If commanders are responsible for all their units do or fail to do, surely it follows the responsibility should extend to empowering them to select subordinate commanders and sharing accountability for their performance. Perhaps that was the mindset decades ago when local commanders were tasked with that responsibility. Changing the current process to empower and require local commanders to select unit commanders is possible within a hybrid system.

In such a hybrid, a centralized board identifies officers eligible for command. Eligibility, however, would not equate to a guarantee of command placement. Those deemed eligible are subsequently transferred to the major subordinate commands (MSC) in advance, based on projected command openings. The numbers transferred into the MSC will exceed the number of projected command openings. The officers would arrive in the MSC sufficiently in advance to be observed by those making command selections and receive at least one observed fitness report.
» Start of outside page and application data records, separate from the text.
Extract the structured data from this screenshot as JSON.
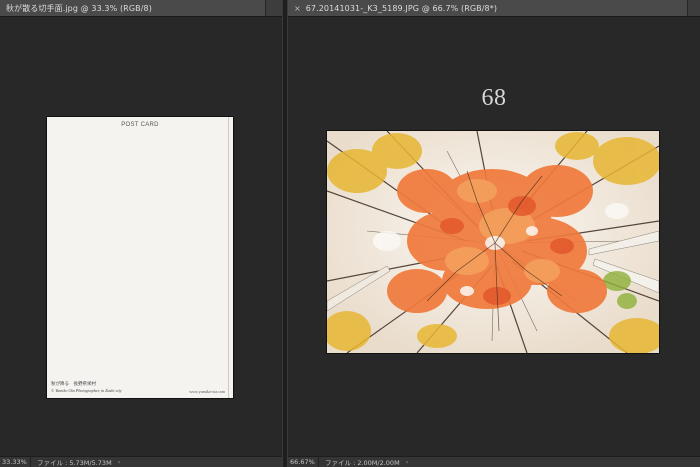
{
  "left_document": {
    "tab_close": "×",
    "tab_title": "秋が散る切手面.jpg @ 33.3% (RGB/8)",
    "zoom": "33.33%",
    "file_info": "ファイル : 5.73M/5.73M",
    "status_arrow": "›",
    "postcard": {
      "heading": "POST CARD",
      "caption_title": "秋が降る　長野県栄村",
      "caption_credit": "© Yumiko Ota Photographer, in Zushi city",
      "url": "www.yumiko-ota.com"
    }
  },
  "right_document": {
    "tab_close": "×",
    "tab_title": "67.20141031-_K3_5189.JPG @ 66.7% (RGB/8*)",
    "page_number": "68",
    "zoom": "66.67%",
    "file_info": "ファイル : 2.00M/2.00M",
    "status_arrow": "›"
  },
  "colors": {
    "app_background": "#282828",
    "tab_active": "#4a4a4a",
    "leaf_orange": "#f07a3c",
    "leaf_yellow": "#e7b632",
    "sky": "#f4efe8"
  }
}
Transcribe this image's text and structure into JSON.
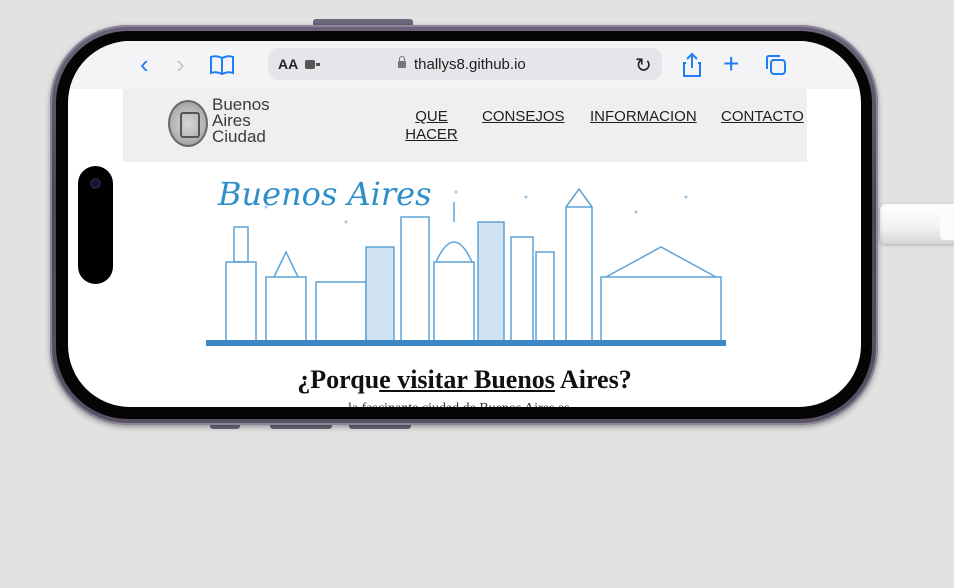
{
  "browser": {
    "url": "thallys8.github.io",
    "text_size_label": "AA"
  },
  "site": {
    "logo": {
      "line1": "Buenos",
      "line2": "Aires",
      "line3": "Ciudad"
    },
    "nav": [
      {
        "label": "QUE HACER"
      },
      {
        "label": "CONSEJOS"
      },
      {
        "label": "INFORMACION"
      },
      {
        "label": "CONTACTO"
      }
    ],
    "hero_title": "Buenos Aires",
    "heading": {
      "part1": "¿Porqu",
      "underlined": "e visitar Buenos",
      "part2": " Aires?"
    },
    "subtext_fragment": "la fascinante ciudad de Buenos Aires es una"
  },
  "colors": {
    "accent": "#1f7ef6",
    "skyline": "#5ea2d6"
  }
}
Only after these benchmarks are met could a command eligible officer be selected for command by the MSC commanding generals or regiment/group commanding officers, as appropriate. 

In such a system, the ultimate decisions are pushed down to the officers best positioned and knowledgeable to make these critical choices. Decisions based on high probability of personal knowledge of the command eligible officer. Since there is no “right” to command, the decisions made by the local commanders will stand and not be subject to “appeal” or challenge. 
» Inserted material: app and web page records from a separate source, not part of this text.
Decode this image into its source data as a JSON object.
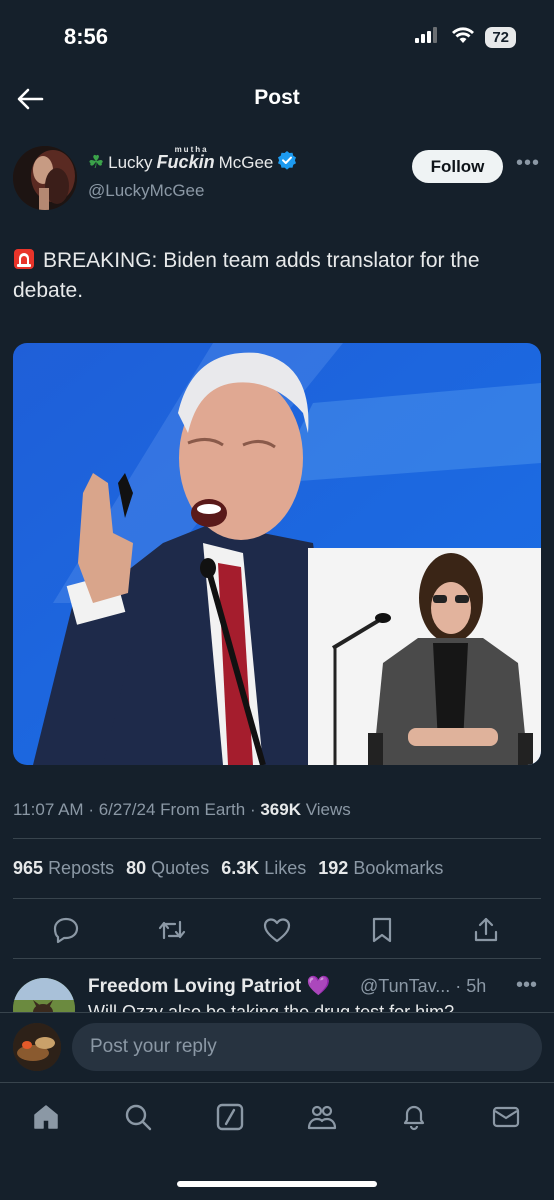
{
  "status_bar": {
    "time": "8:56",
    "battery": "72"
  },
  "header": {
    "title": "Post"
  },
  "author": {
    "display_name_prefix": "Lucky",
    "display_name_bold": "Fuckin",
    "display_name_sup": "mutha",
    "display_name_suffix": "McGee",
    "handle": "@LuckyMcGee",
    "follow_label": "Follow"
  },
  "tweet": {
    "text": "BREAKING: Biden team adds translator for the debate."
  },
  "meta": {
    "time": "11:07 AM",
    "date": "6/27/24",
    "source": "From Earth",
    "views_count": "369K",
    "views_label": "Views"
  },
  "stats": [
    {
      "count": "965",
      "label": "Reposts"
    },
    {
      "count": "80",
      "label": "Quotes"
    },
    {
      "count": "6.3K",
      "label": "Likes"
    },
    {
      "count": "192",
      "label": "Bookmarks"
    }
  ],
  "reply": {
    "name": "Freedom Loving Patriot 💜",
    "handle": "@TunTav... · 5h",
    "snippet": "Will Ozzy also be taking the drug test for him?"
  },
  "composer": {
    "placeholder": "Post your reply"
  },
  "colors": {
    "background": "#15202b",
    "accent": "#1d9bf0",
    "muted": "#8b98a5",
    "text": "#e7e9ea"
  }
}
The commanders making the decisions will be evaluated for the results of their choices. At the end of the day, as alluded to, the commanders responsible for training and leading their units are vested with the critical obligation and commensurate authority and accountability for putting the best into command.

This hybrid works best in the operational forces, for the previously stated reasons. However, it may not necessarily work equitably for officers serving in some specialties. 

For example, communications, supply, and logistics officers can serve in units across the operational forces, holding billets in a wing, division, and/or logistics group before being promoted to lieutenant colonel, almost certainly receiving performance reviews by reporting seniors and reviewing officers outside of their occupational field. Similarly, what would work for the operational forces does not necessarily address non-operational unit commands, such as recruiting, schoolhouses, Marine Security Guard, recruit training battalions, etc. This leaves open some of the debate between a centralized process and total local responsibility.

Even so, anecdotal evidence presented by the seeming increase in relieving operational unit commanders suggests a critical review of the current select and assignment process is warranted. 

If the review points to changing the current process, empowering, and holding accountable local commanders for the decision to place individuals into command reinforces the role of our commanders in being responsible for that which their units do or fail to do. 

If they are entrusted with leading our Marines and sailors in combat, then they can damn well be entrusted to select their subordinate unit commanders.

Before being deemed eligible to command, our institution first has the responsibility of appropriately preparing every officer to ultimately command. Foremost in the ongoing preparation process is the absolute requirement for every commander to present, model, and reinforce the moral obligations of leadership. 

And in the end, by whatever process, only our best should be extended the privilege of commanding Marines.